__YOUR OBJECTIVE__.
Print each of the entries exactly, leaving nothing out.

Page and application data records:
<<<<

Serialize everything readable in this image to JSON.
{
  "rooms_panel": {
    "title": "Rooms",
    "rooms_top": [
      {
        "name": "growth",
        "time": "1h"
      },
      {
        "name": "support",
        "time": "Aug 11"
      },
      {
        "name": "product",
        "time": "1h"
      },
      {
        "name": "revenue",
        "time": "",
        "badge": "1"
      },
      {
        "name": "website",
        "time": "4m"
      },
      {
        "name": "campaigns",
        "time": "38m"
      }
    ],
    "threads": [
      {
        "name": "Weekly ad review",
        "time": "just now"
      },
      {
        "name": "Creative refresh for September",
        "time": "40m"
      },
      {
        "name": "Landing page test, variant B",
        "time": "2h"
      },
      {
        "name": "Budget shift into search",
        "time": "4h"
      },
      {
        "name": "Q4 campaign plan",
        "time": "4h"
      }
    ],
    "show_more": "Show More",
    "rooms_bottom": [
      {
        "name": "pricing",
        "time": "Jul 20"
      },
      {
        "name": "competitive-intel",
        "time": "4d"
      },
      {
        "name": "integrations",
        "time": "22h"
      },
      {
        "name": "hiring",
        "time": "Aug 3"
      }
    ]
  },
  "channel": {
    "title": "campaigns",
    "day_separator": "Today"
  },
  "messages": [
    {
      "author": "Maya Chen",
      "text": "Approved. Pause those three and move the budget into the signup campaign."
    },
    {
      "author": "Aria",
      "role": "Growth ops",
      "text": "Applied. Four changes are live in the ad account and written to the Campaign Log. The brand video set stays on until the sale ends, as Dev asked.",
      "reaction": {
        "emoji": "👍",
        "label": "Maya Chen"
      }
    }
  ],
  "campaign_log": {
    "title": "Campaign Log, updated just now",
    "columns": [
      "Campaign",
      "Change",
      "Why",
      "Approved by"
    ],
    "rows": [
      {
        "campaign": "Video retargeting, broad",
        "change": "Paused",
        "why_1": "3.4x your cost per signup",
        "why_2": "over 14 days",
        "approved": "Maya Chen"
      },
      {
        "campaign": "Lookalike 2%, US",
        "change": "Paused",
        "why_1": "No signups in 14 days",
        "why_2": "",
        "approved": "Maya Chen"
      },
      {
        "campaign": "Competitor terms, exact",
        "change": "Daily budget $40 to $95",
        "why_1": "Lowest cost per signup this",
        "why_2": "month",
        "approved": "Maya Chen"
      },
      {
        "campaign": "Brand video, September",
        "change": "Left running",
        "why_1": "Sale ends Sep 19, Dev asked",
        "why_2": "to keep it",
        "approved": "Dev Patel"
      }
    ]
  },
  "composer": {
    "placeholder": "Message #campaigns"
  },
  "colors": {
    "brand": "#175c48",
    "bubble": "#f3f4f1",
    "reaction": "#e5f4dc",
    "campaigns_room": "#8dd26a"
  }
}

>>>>

__TASK RESPONSE__.
Serialize everything readable in this image to JSON.
{
  "rooms_panel": {
    "title": "Rooms",
    "rooms_top": [
      {
        "name": "growth",
        "time": "1h"
      },
      {
        "name": "support",
        "time": "Aug 11"
      },
      {
        "name": "product",
        "time": "1h"
      },
      {
        "name": "revenue",
        "time": "",
        "badge": "1"
      },
      {
        "name": "website",
        "time": "4m"
      },
      {
        "name": "campaigns",
        "time": "38m"
      }
    ],
    "threads": [
      {
        "name": "Weekly ad review",
        "time": "just now"
      },
      {
        "name": "Creative refresh for September",
        "time": "40m"
      },
      {
        "name": "Landing page test, variant B",
        "time": "2h"
      },
      {
        "name": "Budget shift into search",
        "time": "4h"
      },
      {
        "name": "Q4 campaign plan",
        "time": "4h"
      }
    ],
    "show_more": "Show More",
    "rooms_bottom": [
      {
        "name": "pricing",
        "time": "Jul 20"
      },
      {
        "name": "competitive-intel",
        "time": "4d"
      },
      {
        "name": "integrations",
        "time": "22h"
      },
      {
        "name": "hiring",
        "time": "Aug 3"
      }
    ]
  },
  "channel": {
    "title": "campaigns",
    "day_separator": "Today"
  },
  "messages": [
    {
      "author": "Maya Chen",
      "text": "Approved. Pause those three and move the budget into the signup campaign."
    },
    {
      "author": "Aria",
      "role": "Growth ops",
      "text": "Applied. Four changes are live in the ad account and written to the Campaign Log. The brand video set stays on until the sale ends, as Dev asked.",
      "reaction": {
        "emoji": "👍",
        "label": "Maya Chen"
      }
    }
  ],
  "campaign_log": {
    "title": "Campaign Log, updated just now",
    "columns": [
      "Campaign",
      "Change",
      "Why",
      "Approved by"
    ],
    "rows": [
      {
        "campaign": "Video retargeting, broad",
        "change": "Paused",
        "why_1": "3.4x your cost per signup",
        "why_2": "over 14 days",
        "approved": "Maya Chen"
      },
      {
        "campaign": "Lookalike 2%, US",
        "change": "Paused",
        "why_1": "No signups in 14 days",
        "why_2": "",
        "approved": "Maya Chen"
      },
      {
        "campaign": "Competitor terms, exact",
        "change": "Daily budget $40 to $95",
        "why_1": "Lowest cost per signup this",
        "why_2": "month",
        "approved": "Maya Chen"
      },
      {
        "campaign": "Brand video, September",
        "change": "Left running",
        "why_1": "Sale ends Sep 19, Dev asked",
        "why_2": "to keep it",
        "approved": "Dev Patel"
      }
    ]
  },
  "composer": {
    "placeholder": "Message #campaigns"
  },
  "colors": {
    "brand": "#175c48",
    "bubble": "#f3f4f1",
    "reaction": "#e5f4dc",
    "campaigns_room": "#8dd26a"
  }
}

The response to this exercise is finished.